Cable is really long.
Bumpy, somewhat uncomfortable head band.
Bass lacks a bit of impact.
Can be cold to some. Be weary of your sound source, as these are very revealing.
The same applies with the K701. All three headphones (Q701, K701, and K702) have very similar signatures. The Q701 added more bass, warmth, and a Soundstage that’s not quite as wide as the K701.
All of the Amps that work well with the 701 will also work with the 702, so don’t fret!
Who these headphones benefit?
If you’re looking for a wide, expansive Soundstage these will do very well. They are also good for mixing (like the 701’s), and will give you a flat, even response. The mid-range on these is particularly good as well, as they render acoustic instruments to great effect.
They do well with:

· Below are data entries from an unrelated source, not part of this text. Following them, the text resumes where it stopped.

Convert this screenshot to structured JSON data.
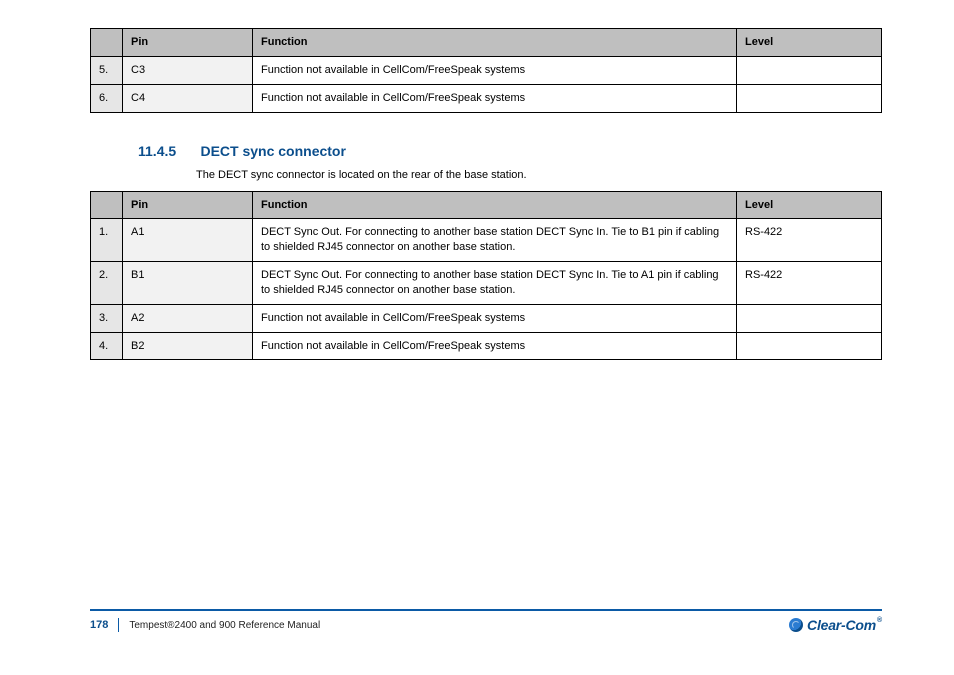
{
  "table1": {
    "headers": [
      "",
      "Pin",
      "Function",
      "Level"
    ],
    "rows": [
      {
        "num": "5.",
        "pin": "C3",
        "func": "Function not available in CellCom/FreeSpeak systems",
        "level": ""
      },
      {
        "num": "6.",
        "pin": "C4",
        "func": "Function not available in CellCom/FreeSpeak systems",
        "level": ""
      }
    ]
  },
  "section": {
    "num": "11.4.5",
    "title": "DECT sync connector",
    "desc": "The DECT sync connector is located on the rear of the base station."
  },
  "table2": {
    "headers": [
      "",
      "Pin",
      "Function",
      "Level"
    ],
    "rows": [
      {
        "num": "1.",
        "pin": "A1",
        "func": "DECT Sync Out. For connecting to another base station DECT Sync In. Tie to B1 pin if cabling to shielded RJ45 connector on another base station.",
        "level": "RS-422"
      },
      {
        "num": "2.",
        "pin": "B1",
        "func": "DECT Sync Out. For connecting to another base station DECT Sync In. Tie to A1 pin if cabling to shielded RJ45 connector on another base station.",
        "level": "RS-422"
      },
      {
        "num": "3.",
        "pin": "A2",
        "func": "Function not available in CellCom/FreeSpeak systems",
        "level": ""
      },
      {
        "num": "4.",
        "pin": "B2",
        "func": "Function not available in CellCom/FreeSpeak systems",
        "level": ""
      }
    ]
  },
  "footer": {
    "page": "178",
    "doc": "Tempest®2400 and 900 Reference Manual"
  },
  "logo_text": "Clear-Com"
}
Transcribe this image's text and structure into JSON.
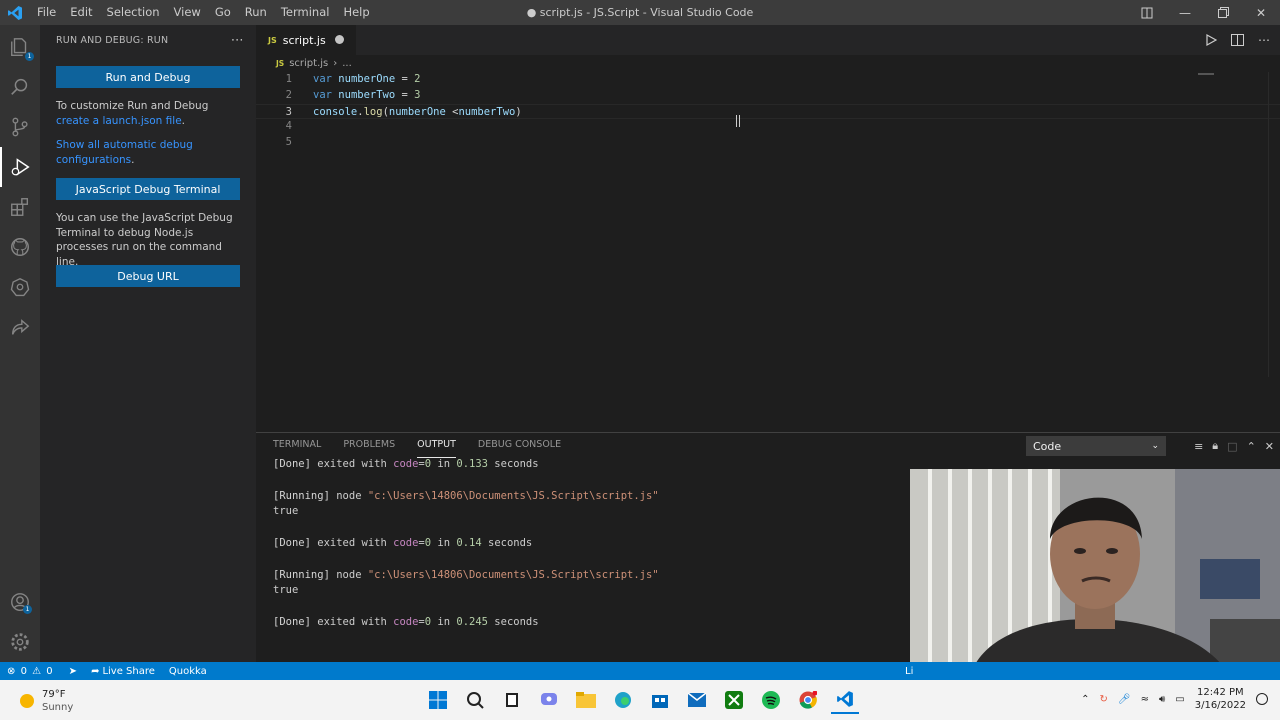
{
  "window": {
    "title": "● script.js - JS.Script - Visual Studio Code",
    "menu": [
      "File",
      "Edit",
      "Selection",
      "View",
      "Go",
      "Run",
      "Terminal",
      "Help"
    ]
  },
  "activity_bar": {
    "icons": [
      "explorer-icon",
      "search-icon",
      "source-control-icon",
      "run-debug-icon",
      "extensions-icon",
      "github-icon",
      "kubernetes-icon",
      "live-share-icon"
    ],
    "bottom_icons": [
      "accounts-icon",
      "settings-icon"
    ],
    "accounts_badge": "1"
  },
  "sidebar": {
    "title": "RUN AND DEBUG: RUN",
    "run_debug_button": "Run and Debug",
    "customize_text": "To customize Run and Debug",
    "customize_link": "create a launch.json file",
    "show_all_link": "Show all automatic debug configurations",
    "js_debug_terminal_button": "JavaScript Debug Terminal",
    "js_debug_text": "You can use the JavaScript Debug Terminal to debug Node.js processes run on the command line.",
    "debug_url_button": "Debug URL"
  },
  "editor": {
    "tab_label": "script.js",
    "breadcrumb_file": "script.js",
    "breadcrumb_rest": "...",
    "lines": [
      {
        "num": "1",
        "kw": "var",
        "name": "numberOne",
        "op": " = ",
        "value": "2"
      },
      {
        "num": "2",
        "kw": "var",
        "name": "numberTwo",
        "op": " = ",
        "value": "3"
      },
      {
        "num": "3",
        "obj": "console",
        "dot": ".",
        "fn": "log",
        "open": "(",
        "arg1": "numberOne",
        "mid": " <",
        "arg2": "numberTwo",
        "close": ")"
      },
      {
        "num": "4"
      },
      {
        "num": "5"
      }
    ]
  },
  "panel": {
    "tabs": [
      "TERMINAL",
      "PROBLEMS",
      "OUTPUT",
      "DEBUG CONSOLE"
    ],
    "active_tab": "OUTPUT",
    "channel": "Code",
    "output": [
      {
        "type": "done",
        "prefix": "[Done]",
        "text1": " exited with ",
        "kw": "code",
        "eq": "=",
        "code": "0",
        "text2": " in ",
        "secs": "0.133",
        "text3": " seconds"
      },
      {
        "type": "blank"
      },
      {
        "type": "run",
        "prefix": "[Running]",
        "text1": " node ",
        "path": "\"c:\\Users\\14806\\Documents\\JS.Script\\script.js\""
      },
      {
        "type": "plain",
        "text": "true"
      },
      {
        "type": "blank"
      },
      {
        "type": "done",
        "prefix": "[Done]",
        "text1": " exited with ",
        "kw": "code",
        "eq": "=",
        "code": "0",
        "text2": " in ",
        "secs": "0.14",
        "text3": " seconds"
      },
      {
        "type": "blank"
      },
      {
        "type": "run",
        "prefix": "[Running]",
        "text1": " node ",
        "path": "\"c:\\Users\\14806\\Documents\\JS.Script\\script.js\""
      },
      {
        "type": "plain",
        "text": "true"
      },
      {
        "type": "blank"
      },
      {
        "type": "done",
        "prefix": "[Done]",
        "text1": " exited with ",
        "kw": "code",
        "eq": "=",
        "code": "0",
        "text2": " in ",
        "secs": "0.245",
        "text3": " seconds"
      }
    ]
  },
  "statusbar": {
    "errors": "0",
    "warnings": "0",
    "live_share": "Live Share",
    "quokka": "Quokka",
    "right_fragment": "Li"
  },
  "taskbar": {
    "temp": "79°F",
    "weather": "Sunny",
    "time": "12:42 PM",
    "date": "3/16/2022"
  },
  "colors": {
    "accent": "#007acc",
    "button": "#0e639c",
    "link": "#3794ff"
  }
}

Rock/Alternative (from a good source)
Just keep in mind, they lack a certain bass presence, and may not do as well with hip-hop, reggae, etc.
Again, the sound clarity is amazing, but the head band issue leaves the comfort factor with a bit to be desired. Again, like the newer model Chinese K701’s, the new version of the K702’s also do not have headband bumps. As far as the ear pads, they are very comfortable. Be prepared for an honest representation of your music regardless!
Both are open back, and people will be able to hear what you’re listening to. This also means that your mixes will be better, because the music has room to breathe. It doesn’t get trapped inside your head. This is a big reason why mixing on closed back cans can get very tiring in a hurry.
Both benefit greatly from a good headphone amp.
Both have the bumpy head band issue that a lot of reviewers have complained about. However, the newer Chinese model does not have any headband bumps.
Both are good for mixing, and have that neutral and flat sound.
Both need adequate time to break in.
Neither headphone sounds particularly “fun.”
The pads on the K702’s are thicker, which supposedly allows more of an “around the head” speaker like experience.
The 702’s have a detachable cable, the 701’s do not.
The 702’s do not come with a stand, the 701’s do.
The 702’s bass response gets generally more favorable reviews over the 701’s.
One reviewer noted a vast improvement in comfort and sound when he replaced the 701’s with the 702’s. The bass was stronger, and the mid range was closer.
I would say if you desire a bit more bass and warmth with your headphone experience, the Q701 may be the better fit. Keep in mind that the differences between these headphones is fairly subtle.
Stu is determined to provide the truth about all things audio, and strives to deliver excellent content to you the reader! In his spare time, he likes to fish, paint, play guitar, attend church, take photos, record videos, graphic design, and more. His attention to detail and perfectionist attitude are what allow him to excel, but it can be both a blessing and a hindrance at times.